* Try it
Look over the material below and count the lines that include "AdminBuy". Give only the total.

* Supplied material
● ● ● ●

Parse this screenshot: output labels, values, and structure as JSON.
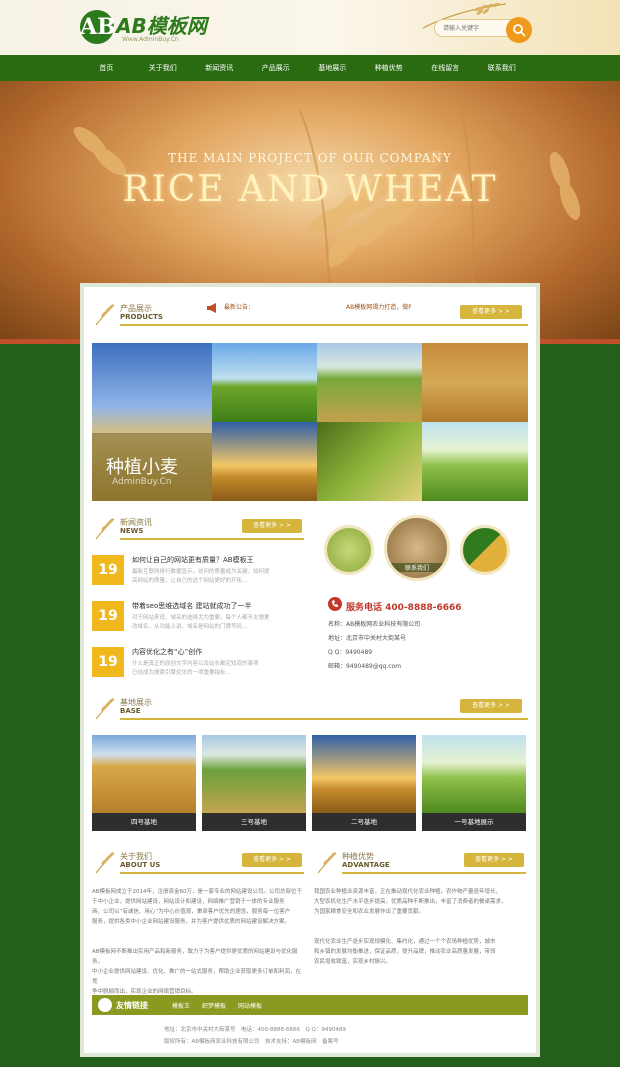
{
  "header": {
    "logo_letters": "AB",
    "logo_name": "AB模板网",
    "logo_sub": "Www.AdminBuy.Cn",
    "search_placeholder": "请输入关键字"
  },
  "nav": [
    "首页",
    "关于我们",
    "新闻资讯",
    "产品展示",
    "基地展示",
    "种植优势",
    "在线留言",
    "联系我们"
  ],
  "banner": {
    "subtitle": "THE MAIN PROJECT OF OUR COMPANY",
    "title": "RICE AND WHEAT"
  },
  "notice": {
    "label": "最新公告：",
    "text": "AB模板网竭力打造，做F"
  },
  "products": {
    "cn": "产品展示",
    "en": "PRODUCTS",
    "more": "查看更多 > >",
    "big_cn": "种植小麦",
    "big_en": "AdminBuy.Cn"
  },
  "news": {
    "cn": "新闻资讯",
    "en": "NEWS",
    "more": "查看更多 > >",
    "items": [
      {
        "day": "19",
        "title": "如何让自己的网站更有质量？AB模板王",
        "desc1": "最新互联网排行数据显示，访问的质量成为关键，如何提",
        "desc2": "高网站的质量，让自己的这个网站更好的开拓..."
      },
      {
        "day": "19",
        "title": "带着seo思维选域名 建站就成功了一半",
        "desc1": "对于网站来说，域名的选择尤为重要，每个人都不太想更",
        "desc2": "改域名，从功能上讲，域名是网站的门牌号码..."
      },
      {
        "day": "19",
        "title": "内容优化之有“心”创作",
        "desc1": "什么是真正的原创文字内容以及站长都应知道的事项",
        "desc2": "已经成为搜索引擎优化的一项重要指标..."
      }
    ]
  },
  "circles": {
    "middle_label": "联系我们"
  },
  "contact": {
    "phone_label": "服务电话",
    "phone": "400-8888-6666",
    "lines": [
      "名称：AB模板网农业科技有限公司",
      "地址：北京市中关村大街某号",
      "Q Q：9490489",
      "邮箱：9490489@qq.com"
    ]
  },
  "base": {
    "cn": "基地展示",
    "en": "BASE",
    "more": "查看更多 > >",
    "items": [
      "四号基地",
      "三号基地",
      "二号基地",
      "一号基地展示"
    ]
  },
  "about": {
    "cn": "关于我们",
    "en": "ABOUT US",
    "more": "查看更多 > >",
    "p1": [
      "AB模板网成立于2014年，注册资金60万，是一家专业的网站建设公司。公司总部位于",
      "于中小企业，提供网站建设，网站设计和建设，网络推广营销于一体的专业服务",
      "商。公司以“有诚信、用心”为中心价值观，秉承客户优先的理念，服务每一位客户",
      "服务，提供各类中小企业网站建设服务，并为客户提供优质的网站建设解决方案。"
    ],
    "p2": [
      "AB模板网不断推出实用产品和新服务，致力于为客户提供更优质的网站建设与优化服务，",
      "中小企业提供网站建设、优化、推广的一站式服务，帮助企业获取更多订单和利润，在竞",
      "争中脱颖而出，实现企业的网络营销目标。"
    ]
  },
  "advantage": {
    "cn": "种植优势",
    "en": "ADVANTAGE",
    "more": "查看更多 > >",
    "p1": [
      "我国农业种植业资源丰富，正在推动现代化农业种植，农作物产量逐年增长，",
      "大型农机化生产水平逐步提高，优质品种不断推出，丰富了消费者的餐桌需求，",
      "为国家粮食安全和农业发展作出了重要贡献。"
    ],
    "p2": [
      "现代化农业生产逐步实现规模化、集约化，通过一个个农场种植优势，城市",
      "和乡镇的发展均衡推进，保证品质，提升品牌，推动农业高质量发展，带领",
      "农民增收致富，实现乡村振兴。"
    ]
  },
  "links": {
    "title": "友情链接",
    "items": [
      "模板王",
      "织梦模板",
      "网站模板"
    ]
  },
  "footer": {
    "line1": "地址：北京市中关村大街某号　电话：400-8888-6666　Q Q：9490489",
    "line2": "版权所有：AB模板网农业科技有限公司　技术支持：AB模板网　备案号"
  },
  "colors": {
    "nav_green": "#2a6b12",
    "accent_gold": "#d6b53c",
    "date_yellow": "#f1b81b",
    "phone_red": "#c0392b",
    "search_orange": "#f09a1c"
  }
}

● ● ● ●

* Task output
2